Smith ’69, Purdue ’75. Anarchist; agnostic. Writer. Steward of the Pascal Emory house, an 1871 Second-Empire Victorian; of Sylvie, a 1974 Mercedes-Benz 450SL; and of Taz, a purebred Cockador who sets the standard for her breed. Happy enough for the present in Massachusetts, but always looking East.

Thursday, November 09, 2006

Word of the Day: Slip

My latest commission is writing catalog descriptions for a manufacturer of mantels and other architectural pieces. It's a bit of a challenge, because the mantels are in some cases a mix of period styles--not clearly definable as George III or rococo, for example. I'm going to stick to describing the individual elements and stay away from strict attributions.

I was refreshing my knowledge of period detail--dog leg moldings, descending bellflowers, reeded columns, plinths, palmettes, and so forth, when I came across a term I didn't know.

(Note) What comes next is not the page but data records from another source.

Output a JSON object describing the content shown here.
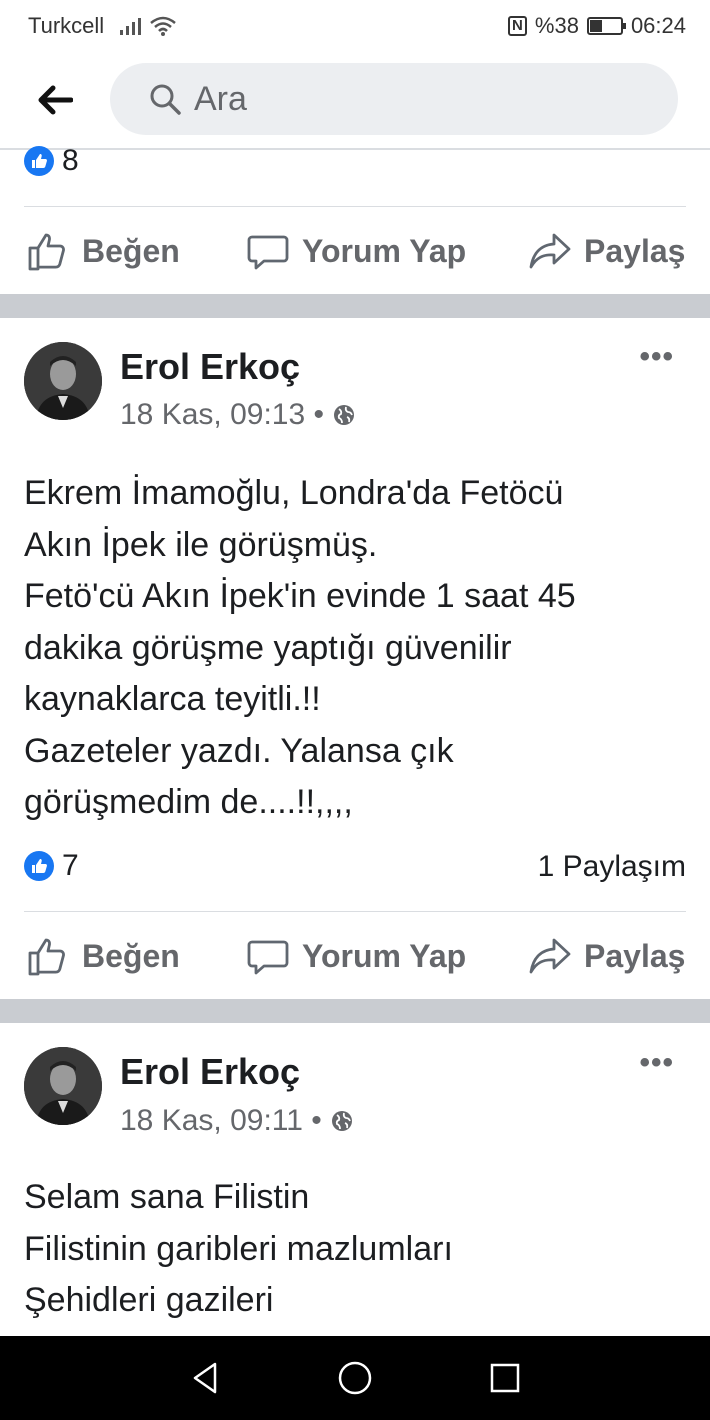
{
  "status_bar": {
    "carrier": "Turkcell",
    "battery_text": "%38",
    "battery_level": 0.38,
    "time": "06:24",
    "icons": [
      "signal-icon",
      "wifi-icon",
      "nfc-icon",
      "battery-icon"
    ]
  },
  "header": {
    "back_icon": "back-arrow-icon",
    "search_placeholder": "Ara"
  },
  "top_post": {
    "reaction_count": "8"
  },
  "action_labels": {
    "like": "Beğen",
    "comment": "Yorum Yap",
    "share": "Paylaş"
  },
  "posts": [
    {
      "author": "Erol Erkoç",
      "timestamp": "18 Kas, 09:13 •",
      "lines": [
        "Ekrem İmamoğlu, Londra'da Fetöcü",
        "Akın İpek ile görüşmüş.",
        "Fetö'cü Akın İpek'in evinde 1 saat 45",
        "dakika görüşme yaptığı güvenilir",
        "kaynaklarca teyitli.!!",
        "Gazeteler yazdı. Yalansa çık",
        "görüşmedim de....!!,,,,"
      ],
      "reaction_count": "7",
      "shares": "1 Paylaşım"
    },
    {
      "author": "Erol Erkoç",
      "timestamp": "18 Kas, 09:11 •",
      "lines": [
        "Selam sana Filistin",
        "Filistinin garibleri mazlumları",
        "Şehidleri gazileri"
      ]
    }
  ],
  "colors": {
    "accent": "#1877f2",
    "separator": "#c9ccd1",
    "muted_text": "#65676b"
  }
}
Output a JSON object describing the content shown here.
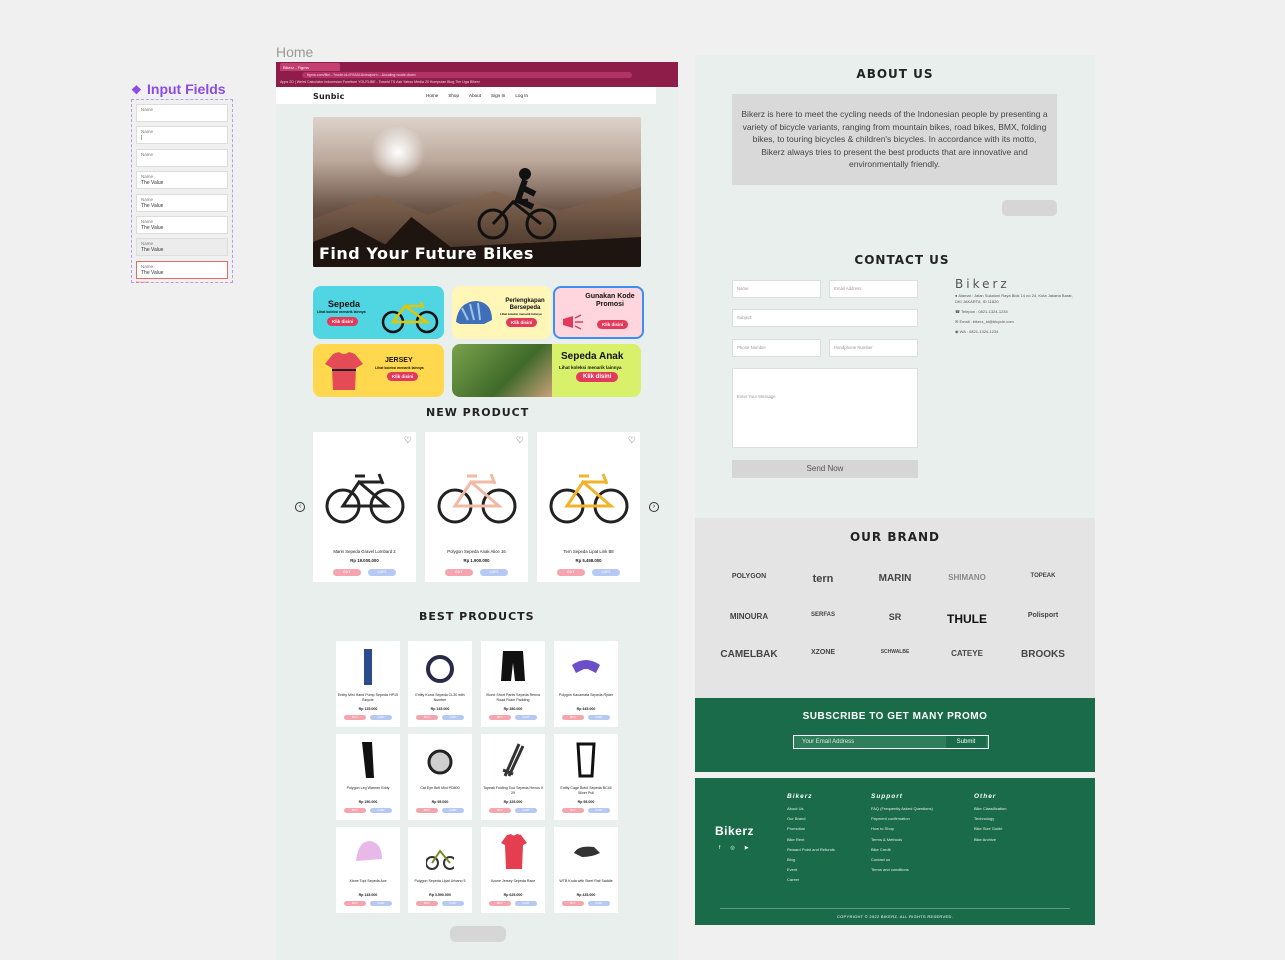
{
  "component_panel": {
    "title": "Input Fields",
    "fields": [
      {
        "label": "Name",
        "value": "",
        "state": "default"
      },
      {
        "label": "Name",
        "value": "|",
        "state": "focus"
      },
      {
        "label": "Name",
        "value": "",
        "state": "default"
      },
      {
        "label": "Name",
        "value": "The Value",
        "state": "filled"
      },
      {
        "label": "Name",
        "value": "The Value",
        "state": "filled"
      },
      {
        "label": "Name",
        "value": "The Value",
        "state": "filled"
      },
      {
        "label": "Name",
        "value": "The Value",
        "state": "disabled"
      },
      {
        "label": "Name",
        "value": "The Value",
        "state": "error"
      }
    ],
    "error_text": "Error text"
  },
  "home": {
    "frame_label": "Home",
    "browser": {
      "tab": "Bikerz - Figma",
      "url": "figma.com/file/...?node-id=0%3A1&viewport=...&scaling=scale-down",
      "bookmarks": "Apps   2D | Weird Calculator   Indonesian Furniture   YOUTUBE - Toweld   TS   Ask Yahoo   Media   20 Kumpulan Blog   Tim Liga Bikerz"
    },
    "nav": {
      "logo": "Sunbic",
      "links": [
        "Home",
        "Shop",
        "About",
        "Sign In",
        "Log In"
      ]
    },
    "hero_title": "Find Your Future Bikes",
    "categories": {
      "sepeda": {
        "title": "Sepeda",
        "sub": "Lihat koleksi menarik lainnya",
        "btn": "Klik disini"
      },
      "perlengkapan": {
        "title": "Perlengkapan Bersepeda",
        "sub": "Lihat koleksi menarik lainnya",
        "btn": "Klik disini"
      },
      "kode": {
        "title": "Gunakan Kode Promosi",
        "btn": "Klik disini"
      },
      "jersey": {
        "title": "JERSEY",
        "sub": "Lihat koleksi menarik lainnya",
        "btn": "Klik disini"
      },
      "anak": {
        "title": "Sepeda Anak",
        "sub": "Lihat koleksi menarik lainnya",
        "btn": "Klik disini"
      }
    },
    "new_product_title": "NEW PRODUCT",
    "new_products": [
      {
        "name": "Marin Sepeda Gravel Lombard 2",
        "price": "Rp 19.000.000",
        "buy": "BUY",
        "cart": "CART"
      },
      {
        "name": "Polygon Sepeda Anak Alice 16",
        "price": "Rp 1.900.000",
        "buy": "BUY",
        "cart": "CART"
      },
      {
        "name": "Tern Sepeda Lipat Link B8",
        "price": "Rp 5.458.000",
        "buy": "BUY",
        "cart": "CART"
      }
    ],
    "best_products_title": "BEST PRODUCTS",
    "best_products": [
      {
        "name": "Entity Mini Hand Pump Sepeda HP15 Bicycle",
        "price": "Rp 125.000",
        "buy": "BUY",
        "cart": "CART"
      },
      {
        "name": "Entity Kunci Sepeda CL30 with Number",
        "price": "Rp 145.000",
        "buy": "BUY",
        "cart": "CART"
      },
      {
        "name": "Xtone Short Pants Sepeda Renva Road Foam Padding",
        "price": "Rp 380.000",
        "buy": "BUY",
        "cart": "CART"
      },
      {
        "name": "Polygon Kacamata Sepeda Ryder",
        "price": "Rp 445.000",
        "buy": "BUY",
        "cart": "CART"
      },
      {
        "name": "Polygon Leg Warmer Eddy",
        "price": "Rp 150.000",
        "buy": "BUY",
        "cart": "CART"
      },
      {
        "name": "Cat Eye Bell Mini PD800",
        "price": "Rp 95.000",
        "buy": "BUY",
        "cart": "CART"
      },
      {
        "name": "Topeak Folding Tool Sepeda Hexus II 29",
        "price": "Rp 325.000",
        "buy": "BUY",
        "cart": "CART"
      },
      {
        "name": "Entity Cage Botol Sepeda BC45 Silver Pull",
        "price": "Rp 95.000",
        "buy": "BUY",
        "cart": "CART"
      },
      {
        "name": "Xtone Topi Sepeda Ace",
        "price": "Rp 145.000",
        "buy": "BUY",
        "cart": "CART"
      },
      {
        "name": "Polygon Sepeda Lipat Urbano 5",
        "price": "Rp 3.590.000",
        "buy": "BUY",
        "cart": "CART"
      },
      {
        "name": "Xzone Jersey Sepeda Race",
        "price": "Rp 625.000",
        "buy": "BUY",
        "cart": "CART"
      },
      {
        "name": "WTB Koda with Steel Rail Saddle",
        "price": "Rp 435.000",
        "buy": "BUY",
        "cart": "CART"
      }
    ]
  },
  "about": {
    "title": "ABOUT US",
    "text": "Bikerz is here to meet the cycling needs of the Indonesian people by presenting a variety of bicycle variants, ranging from mountain bikes, road bikes, BMX, folding bikes, to touring bicycles & children's bicycles. In accordance with its motto, Bikerz always tries to present the best products that are innovative and environmentally friendly."
  },
  "contact": {
    "title": "CONTACT US",
    "placeholders": {
      "name": "Name",
      "email": "Email Address",
      "subject": "Subject",
      "phone": "Phone Number",
      "handphone": "Handphone Number",
      "message": "Enter Your Message"
    },
    "send": "Send Now",
    "info": {
      "brand": "Bikerz",
      "address": "Alamat : Jalan Sukaluni Raya Blok 14 no 24, Kota Jakarta Barat, DKI JAKARTA, ID 11820",
      "phone": "Telepon : 0821-1324-1234",
      "email": "Email : bikerz_id@bicycle.com",
      "wa": "WA : 0821-1324-1234"
    }
  },
  "brands": {
    "title": "OUR BRAND",
    "list": [
      "POLYGON",
      "tern",
      "MARIN",
      "SHIMANO",
      "TOPEAK",
      "MINOURA",
      "SERFAS",
      "SR",
      "THULE",
      "Polisport",
      "CAMELBAK",
      "XZONE",
      "SCHWALBE",
      "CATEYE",
      "BROOKS"
    ]
  },
  "promo": {
    "title": "SUBSCRIBE TO GET MANY PROMO",
    "placeholder": "Your Email Address",
    "submit": "Submit"
  },
  "footer": {
    "brand": "Bikerz",
    "col1": {
      "title": "Bikerz",
      "items": [
        "About Us",
        "Our Brand",
        "Promotion",
        "Bike Rent",
        "Reward Point and Refunds",
        "Blog",
        "Event",
        "Career"
      ]
    },
    "col2": {
      "title": "Support",
      "items": [
        "FAQ (Frequently Asked Questions)",
        "Payment confirmation",
        "How to Shop",
        "Terms & Methods",
        "Bike Credit",
        "Contact us",
        "Terms and conditions"
      ]
    },
    "col3": {
      "title": "Other",
      "items": [
        "Bike Classification",
        "Technology",
        "Bike Size Guide",
        "Bike Archive"
      ]
    },
    "copyright": "COPYRIGHT © 2022 BIKERZ. ALL RIGHTS RESERVED."
  }
}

A "slip" when speaking of a fireplace is the veneer of the surround. (The "surround" is the part between the fireplace itself and the mantel. The vertical sections of the surround are called "cheeks.")

Now I know how to refer to the art tiles decorating the fireplace in my den. This is the only fireplace in the house that I actually use. I have four others, with stone mantels, but they were originally intended for coal and have been blocked up. This one is mahogany with a funky and elaborate overmantel, very Victorian. It's got shelves and a nice beveled mirror, elegant proportions and no fussy carving.

Most of the tiles in the surround are plain.The tile at each of the four corners of the fireplace opening is a rosette, and the one in the center of the slip features the bust of a sweet girl in profile, wearing a bonnet.

The fireplace is not very efficient, so when my central heating is running, I avoid using it. It heats the room, but in order to do so it draws warm air from the rest of the house and throws it up the chimney, replacing it with cold air sucked from under the door. Still, I plan to have a crackling fire or two during Thanksgiving week, when I'm having company. It'll be nice to curl up on the Chesterfield couches with people I love and haven't seen for awhile. It'll be nice to be really, really warm for a change--as long as I don't move too far from one spot. And it'll be nice to look at the girl in the bonnet and know that she's decorating the slip. I've been wondering what that thing was called for about fifty years, and now I know.